On Sept. 10, 2008, U.S. Bancorp accessed the Federal Reserve's discount window for $3.4 billion of overnight funding. On Jan. 6, 2009, JPMorgan Chase & Co. borrowed $3.5 billion from the same facility.
If these revelations ever would have been destabilizing to either company, they aren't now. But the two banks' reactions to the information's release shows a disagreement over how future dealings with the Fed will be interpreted.
U.S. Bancorp, which went to the discount window on several occasions to settle its end-of-the-day positions, has portrayed its use of the facility as a thrifty tactical move during a disruption in the credit markets.
"If the discount window borrowing rate is 75 basis points, and in the last 15 minutes of trading market rates are at 2%, we're going to go to the discount window," U.S. Bancorp Treasurer Ken Nelson told American Banker on Thursday.
JPMorgan Chase, on the other hand, has reacted to the Fed's disclosures as if making use of the window is a shameful secret. Now that the records will be made regularly available to the public, "we never intend to use the discount window," JPMorgan Chase Chairman and Chief Executive Jamie Dimon said on Wednesday, a day before the Fed gave up a two-year fight to keep the data private.
Of course, this line of thinking presumes he always will have a choice. It also suggests that accessing the window is somehow more shameful than accessing other forms of government support, such as the Federal Deposit Insurance Corp.'s Temporary Loan Guarantee Program, which JPMorgan Chase used to sell billions of dollars of debt in 2008 and 2009.
"When everyone is borrowing, I don't know what the stink is," said Paul Miller, managing director of FBR Capital Markets. "Everybody knows that two or three years ago, we almost collapsed, the liquidity helped, and we're lucky to be alive."
Initial reviews of the Fed's disclosures about discount window borrowings have turned up little beyond confirmation that the government played a crucial role in stabilizing the markets. Combing through the documents more carefully will take time, as the manner in which the data was released — more than 800 separate PDF files put on a computer disk that news outlets could pick up in person from the Fed building in Washington or have mailed to them — had all the graciousness of a gambler paying off a $100 bet with a 60-lb. sack of pennies.
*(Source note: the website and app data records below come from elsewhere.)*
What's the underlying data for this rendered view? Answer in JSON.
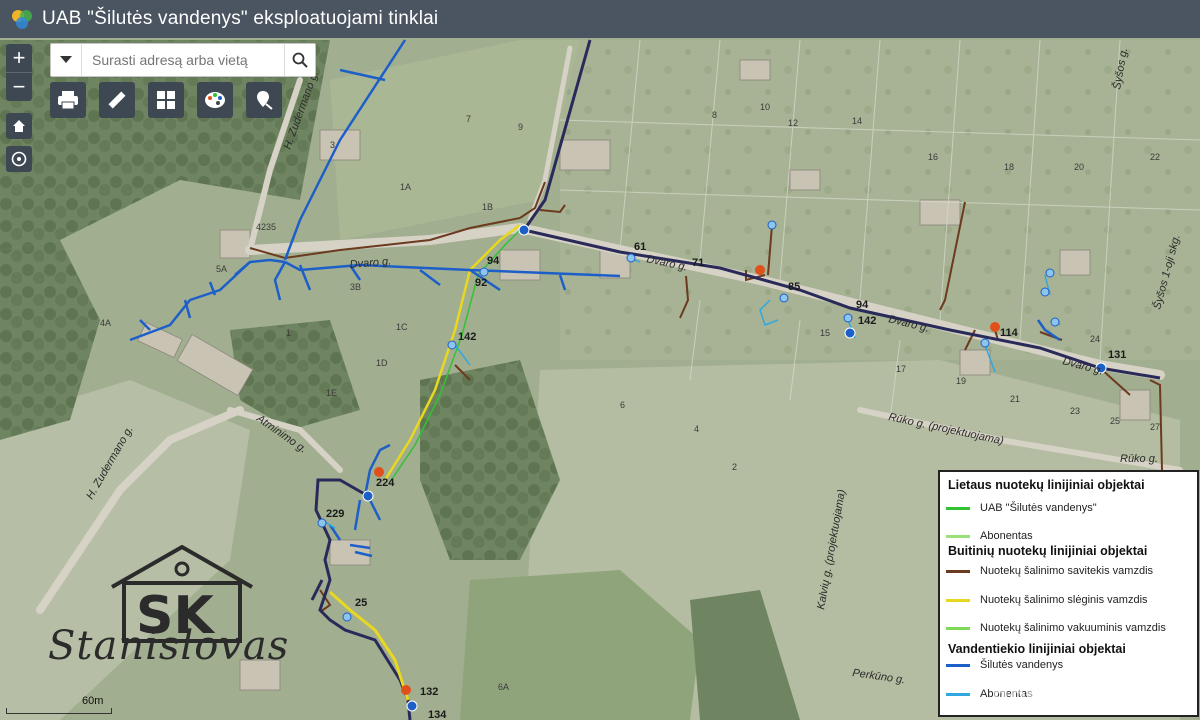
{
  "app": {
    "title": "UAB \"Šilutės vandenys\" eksploatuojami tinklai",
    "logo_icon": "arcgis-app-logo-icon"
  },
  "controls": {
    "zoom_in": "+",
    "zoom_out": "−",
    "home_icon": "home-icon",
    "locate_icon": "locate-icon"
  },
  "search": {
    "placeholder": "Surasti adresą arba vietą",
    "value": ""
  },
  "toolbar": {
    "icons": [
      "print-icon",
      "measure-icon",
      "basemap-gallery-icon",
      "layers-palette-icon",
      "draw-marker-icon"
    ]
  },
  "map": {
    "street_labels": [
      "Dvaro g.",
      "Dvaro g.",
      "Dvaro g.",
      "Dvaro g.",
      "H. Zudermano g.",
      "H. Zudermano g.",
      "Atminimo g.",
      "Rūko g. (projektuojama)",
      "Perkūno g.",
      "Kalvių g. (projektuojama)",
      "Šyšos 1-oji skg.",
      "Šyšos g.",
      "Rūko g."
    ],
    "node_labels": [
      "94",
      "92",
      "142",
      "61",
      "71",
      "85",
      "94",
      "142",
      "114",
      "131",
      "224",
      "229",
      "25",
      "132",
      "134",
      "4235"
    ],
    "parcel_labels": [
      "7",
      "9",
      "3",
      "1A",
      "1B",
      "5A",
      "3B",
      "1",
      "1E",
      "1D",
      "1C",
      "6",
      "4",
      "2",
      "6A",
      "4A",
      "8",
      "10",
      "12",
      "14",
      "16",
      "18",
      "20",
      "22",
      "15",
      "17",
      "19",
      "21",
      "23",
      "25",
      "27",
      "24"
    ]
  },
  "legend": {
    "rain_header": "Lietaus nuotekų linijiniai objektai",
    "rain_items": [
      {
        "label": "UAB \"Šilutės vandenys\"",
        "color": "#33c233"
      },
      {
        "label": "Abonentas",
        "color": "#9be07a"
      }
    ],
    "sewer_header": "Buitinių nuotekų linijiniai objektai",
    "sewer_items": [
      {
        "label": "Nuotekų šalinimo savitekis vamzdis",
        "color": "#6b3a1f"
      },
      {
        "label": "Nuotekų šalinimo slėginis vamzdis",
        "color": "#e8d820"
      },
      {
        "label": "Nuotekų šalinimo vakuuminis vamzdis",
        "color": "#7ed957"
      }
    ],
    "water_header": "Vandentiekio linijiniai objektai",
    "water_items": [
      {
        "label": "Šilutės vandenys",
        "color": "#1d5fc8"
      },
      {
        "label": "Abonentas",
        "color": "#2fa8e0"
      }
    ]
  },
  "scale": {
    "label": "60m"
  },
  "brand": {
    "name": "Stanislovas",
    "monogram": "SK"
  },
  "watermark": {
    "text": "domoplius.lt"
  },
  "colors": {
    "topbar": "#4a5561",
    "water_main": "#1d5fc8",
    "water_subscriber": "#2fa8e0",
    "sewer_gravity": "#6b3a1f",
    "sewer_pressure": "#e8d820",
    "sewer_main_dark": "#2a2a5a",
    "marker_hydrant": "#e0501a"
  }
}
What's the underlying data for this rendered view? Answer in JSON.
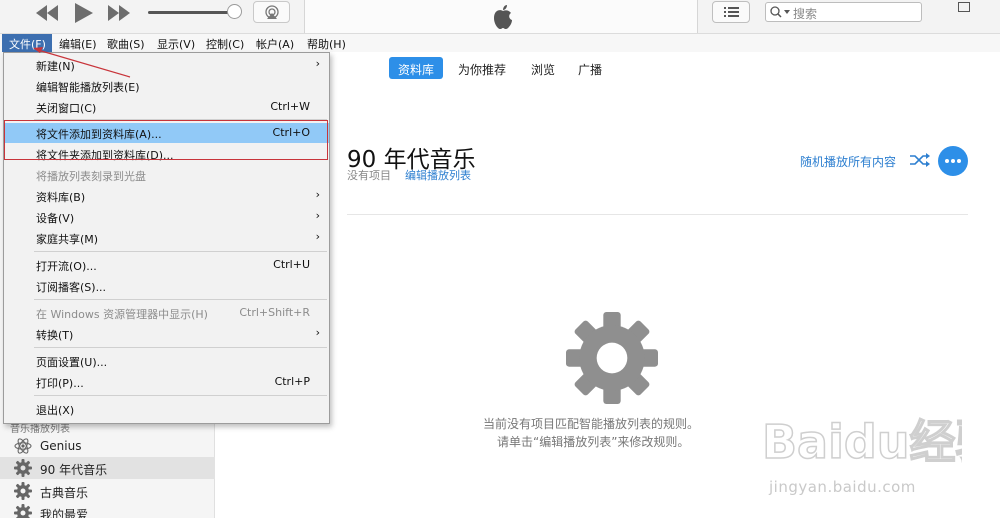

There will be more disclosures to come. The Dodd-Frank Act requires the Fed to identify, with a lag time of about two years, firms that have borrowed at the discount window, used emergency credit facilities or participated in the Fed's open market operations. Congress also instructed the Fed to disclose the amounts and terms involved.
But future disclosures will not speak to why banks engaged in those actions. Thursday's disclosure didn't either, making it impossible for consumers of the data to tell whether banks took out the loans because of convenience or necessity. In U.S. Bancorp's case, however, it is hard to see evidence that the company was especially vulnerable. Credit-default swap rates show that the market considered it to be more stable than many big bank peers.
On Sept. 10 and other occasions, Nelson said, the company used the discount window to settle positions late in the day, when rates were most volatile. The company typically taps other sources of overnight funding, including Eurodollar deposits, commercial paper, repos or the excess cash that customers place with the bank through their accounts. But when the costs associated with those markets exceeded the discount rate, as they did on occasion during the market turmoil of 2008, "it no longer made any economic sense to pay that rate when [liquidity] was available and encouraged to be taken from the discount window," Nelson said.
The money at stake was not huge. Supposing that end-of-day market funding cost a full 1% more than the discount rate, for example, tapping the window on Sept. 10, 2008, would have saved U.S. Bancorp less than $100,000 for the night.
But regulators, seeking to stabilize the financial system and hoping to bring short-term rates back in alignment with the Fed's target by draining demand from private markets, were openly encouraging banks to access the window. And given the economics, there was no reason not to, Nelson said. He dismissed the possibility that regulators would have considered U.S. Bancorp's decision to access the window a sign of weakness.
"They know our bank inside and out, so when we borrow from the Fed they know exactly that we're using it at the end of the day, typically in the last 15 minutes of the trading day, to settle our positions. They know us, and I'm going to assume that they know all the other banks that borrow from them as well," Nelson said.If that's the case, there would hardly seem to be reason to fear extensive fallout from the disclosure.
"My guess," Miller said, "is that we get in the same situation, the banks will do the same thing."
Even, perhaps, JPMorgan Chase.